Kelly Suits, a former casual city bus driver, did not appear at the forum, which was hosted by the Whitehorse Chamber of Commerce.
“I don’t know why I didn’t show up,” he told the News on Oct. 5. “I must have been busy.”
He did tell the News that, if elected, he’ll work to bring cheaper beer to Whitehorse, and that if he can’t make that happen inside of a year, he will resign.
Beer was not the focus of any of the questions asked during the forum, which was moderated by Tim Kucharuk of CKRW.
Instead, questions were concerned with the modernization of Whitehorse parking meters, what mayoral success means to each candidate, building reconciliation with the First Nations, public transit, and the city potentially being subject to the Access to Information and Protection of Privacy Act. Right now, the city doesn’t fall under ATIPP, which, among other things, protects personal information and gives individuals access to government records.

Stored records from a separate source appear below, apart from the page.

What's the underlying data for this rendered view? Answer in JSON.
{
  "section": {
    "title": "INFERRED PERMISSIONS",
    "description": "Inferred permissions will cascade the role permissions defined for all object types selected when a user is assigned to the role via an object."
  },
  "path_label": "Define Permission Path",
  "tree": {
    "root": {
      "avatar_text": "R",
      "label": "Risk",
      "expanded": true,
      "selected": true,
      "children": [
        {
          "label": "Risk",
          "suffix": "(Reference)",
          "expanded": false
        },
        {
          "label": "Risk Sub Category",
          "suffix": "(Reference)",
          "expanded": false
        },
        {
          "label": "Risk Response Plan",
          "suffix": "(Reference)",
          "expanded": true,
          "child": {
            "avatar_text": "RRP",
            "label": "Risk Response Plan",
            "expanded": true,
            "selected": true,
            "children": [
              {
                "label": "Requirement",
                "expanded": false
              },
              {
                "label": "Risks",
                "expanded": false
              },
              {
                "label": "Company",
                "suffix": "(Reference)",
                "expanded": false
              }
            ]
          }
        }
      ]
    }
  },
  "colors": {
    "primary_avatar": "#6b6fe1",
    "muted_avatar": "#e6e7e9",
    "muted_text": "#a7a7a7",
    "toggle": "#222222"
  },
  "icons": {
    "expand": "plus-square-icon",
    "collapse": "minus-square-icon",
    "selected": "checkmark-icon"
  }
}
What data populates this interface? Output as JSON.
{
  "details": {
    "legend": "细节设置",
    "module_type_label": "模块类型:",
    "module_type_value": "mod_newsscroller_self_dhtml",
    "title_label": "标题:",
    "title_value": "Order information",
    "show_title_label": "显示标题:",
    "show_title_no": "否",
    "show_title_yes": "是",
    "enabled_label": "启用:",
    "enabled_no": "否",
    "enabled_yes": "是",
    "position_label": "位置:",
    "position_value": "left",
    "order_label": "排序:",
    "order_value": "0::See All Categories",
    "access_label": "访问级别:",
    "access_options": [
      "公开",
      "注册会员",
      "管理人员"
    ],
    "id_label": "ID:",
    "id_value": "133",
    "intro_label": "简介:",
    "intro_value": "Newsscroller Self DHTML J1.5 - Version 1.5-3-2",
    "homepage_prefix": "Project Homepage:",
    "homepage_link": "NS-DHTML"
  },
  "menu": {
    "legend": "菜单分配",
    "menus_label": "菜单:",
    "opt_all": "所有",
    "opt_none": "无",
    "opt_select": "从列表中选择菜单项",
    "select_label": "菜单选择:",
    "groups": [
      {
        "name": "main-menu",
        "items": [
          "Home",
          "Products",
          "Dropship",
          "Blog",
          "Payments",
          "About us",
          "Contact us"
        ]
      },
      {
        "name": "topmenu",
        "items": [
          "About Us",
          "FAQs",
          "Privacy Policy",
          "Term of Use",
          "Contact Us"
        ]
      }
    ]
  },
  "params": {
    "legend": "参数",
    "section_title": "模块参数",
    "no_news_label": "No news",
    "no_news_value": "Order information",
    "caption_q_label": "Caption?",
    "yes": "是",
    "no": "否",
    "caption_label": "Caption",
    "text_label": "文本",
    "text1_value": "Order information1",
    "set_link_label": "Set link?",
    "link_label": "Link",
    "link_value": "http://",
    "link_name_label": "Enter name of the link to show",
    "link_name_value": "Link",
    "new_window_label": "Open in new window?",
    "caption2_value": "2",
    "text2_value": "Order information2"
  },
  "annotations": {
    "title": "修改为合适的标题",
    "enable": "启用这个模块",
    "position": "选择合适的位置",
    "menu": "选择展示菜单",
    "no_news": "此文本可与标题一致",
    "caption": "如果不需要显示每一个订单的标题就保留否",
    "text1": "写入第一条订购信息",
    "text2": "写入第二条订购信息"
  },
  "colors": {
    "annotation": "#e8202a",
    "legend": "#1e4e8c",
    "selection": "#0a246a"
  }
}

Responding to a question about where housing improvements are needed in the city, and what one innovative approach might be to solving the crisis, mayor Dan Curtis brought up the Cornerstone building the city contributed $1 million to this year, and recited numbers on unit availability for 2018. He said there’s a lot of talk about the housing crisis, but that he doesn’t think things are as grave as they seem.
Colin LaForme, a city bylaw officer, said he knows the city is working on land availability, but the cost of lots are not feasible for most residents, from low-income to middle-class residents. He said he’d like to see the city focus less on single-family homes and more on solutions including more tiny homes, community living, and building up instead of out.
LaForme also said part of the issue, in his mind, is that the city doesn’t have a large role in land development. He said Whitehorse should lean on the territorial government to create more options, and look within existing bylaws to create more opportunity for densification.
Wilf Carter said the biggest issue around the housing crisis is money. He said the city needs more housing money from the federal government. He also said the Ta’an Kwäch’än Council and Kwanlin Dün First Nation are sitting on land that could be developed.
“We have to have a plan and all the players at the table as partners,” said Carter.
Rick Karp focussed on developing downtown at 5th Avenue and Rogers Street. Karp said density and affordability are key when it comes to addressing the housing crisis, which affects everyone from new buyers, to seniors who can’t realize a return on investment when they downsize because even smaller units are expensive now.
Every candidate asked said he was in support of the city being subject to ATIPP, though Curtis said he thinks the city is already transparent.
Carter disagreed with that, saying he has tried and failed to find statements online about where city money is being spent. Carter came close to attacking Curtis a number of times, referring to him as “this guy” and had to be reminded by Kucharuk not to do so.
LaForme said that, while he wasn’t well-versed in the legislation surrounding ATIPP, he is for protecting the privacy rights of citizens.
Karp said there’s no evidence the city isn’t following guidelines when it comes to privacy protection, but that it could be a positive thing that would only lead to greater transparency, fairness and equal rights
Overall, Curtis focussed on highlighting the work council has done in its previous term, saying that, even if he’s not elected this year, he feels he and current members of council can hold their heads high knowing the changes that have been made in the last three years.
LaForme emphasized open lines of communication with all residents. He said his work as a teacher, a corrections officer, and a bylaw officer mean he’s approachable and level-headed.
“I’m a great listener but I want to hear what you have to say,” he said.
Carter leaned heavily on what other jurisdictions, from Alberta to Nova Scotia, have done to address issues including housing, disadvantaged populations, and traffic.
“We can learn a lot from other people,” he said. “We don’t have to re-invent the wheel. The wheel was invented 5,000 years ago.”
Karp said he wants more involvement from the residents of Whitehorse. From everything from business incentives, to addiction, to reconciliation with the First Nations, he put a focus on speaking with individuals and developing relationships, something he said he did frequently as president of the Chamber of Commerce.
The Whitehorse municipal election takes place Oct. 18.
Contact Amy Kenny at email@example.com